(Web page and app entries)
# # #

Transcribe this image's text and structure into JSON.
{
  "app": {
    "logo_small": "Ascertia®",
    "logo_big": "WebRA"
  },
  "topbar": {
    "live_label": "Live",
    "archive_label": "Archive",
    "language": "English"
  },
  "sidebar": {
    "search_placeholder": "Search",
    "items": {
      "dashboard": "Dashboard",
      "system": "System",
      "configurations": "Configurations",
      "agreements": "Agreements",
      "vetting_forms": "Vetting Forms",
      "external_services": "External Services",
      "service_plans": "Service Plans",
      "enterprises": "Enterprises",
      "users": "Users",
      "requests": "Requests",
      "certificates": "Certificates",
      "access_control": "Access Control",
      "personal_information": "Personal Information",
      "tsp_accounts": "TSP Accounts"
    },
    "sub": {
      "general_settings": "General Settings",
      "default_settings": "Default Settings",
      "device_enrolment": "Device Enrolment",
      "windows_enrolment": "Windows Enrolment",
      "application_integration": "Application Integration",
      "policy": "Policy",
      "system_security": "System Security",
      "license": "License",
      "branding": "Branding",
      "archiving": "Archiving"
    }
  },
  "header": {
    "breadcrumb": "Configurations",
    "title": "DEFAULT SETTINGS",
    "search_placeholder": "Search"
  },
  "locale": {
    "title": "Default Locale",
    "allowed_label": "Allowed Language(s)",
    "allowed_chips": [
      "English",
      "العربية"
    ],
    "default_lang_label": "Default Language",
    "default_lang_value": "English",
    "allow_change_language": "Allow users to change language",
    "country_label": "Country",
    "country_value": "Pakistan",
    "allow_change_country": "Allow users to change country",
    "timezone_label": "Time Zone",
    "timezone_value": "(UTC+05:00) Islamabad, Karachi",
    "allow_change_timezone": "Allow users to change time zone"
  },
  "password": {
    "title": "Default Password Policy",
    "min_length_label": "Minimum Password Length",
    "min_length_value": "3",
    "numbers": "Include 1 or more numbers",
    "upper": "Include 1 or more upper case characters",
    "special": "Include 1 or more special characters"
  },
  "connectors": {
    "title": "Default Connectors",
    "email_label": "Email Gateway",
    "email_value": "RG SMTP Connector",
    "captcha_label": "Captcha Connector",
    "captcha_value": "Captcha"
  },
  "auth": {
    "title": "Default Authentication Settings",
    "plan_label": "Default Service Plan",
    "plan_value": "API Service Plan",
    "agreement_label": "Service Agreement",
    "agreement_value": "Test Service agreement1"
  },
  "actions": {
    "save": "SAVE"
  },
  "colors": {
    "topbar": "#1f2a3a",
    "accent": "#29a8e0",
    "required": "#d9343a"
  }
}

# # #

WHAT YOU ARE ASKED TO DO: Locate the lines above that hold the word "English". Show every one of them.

YOUR RESPONSE:
    "language": "English"
      "English",
    "default_lang_value": "English",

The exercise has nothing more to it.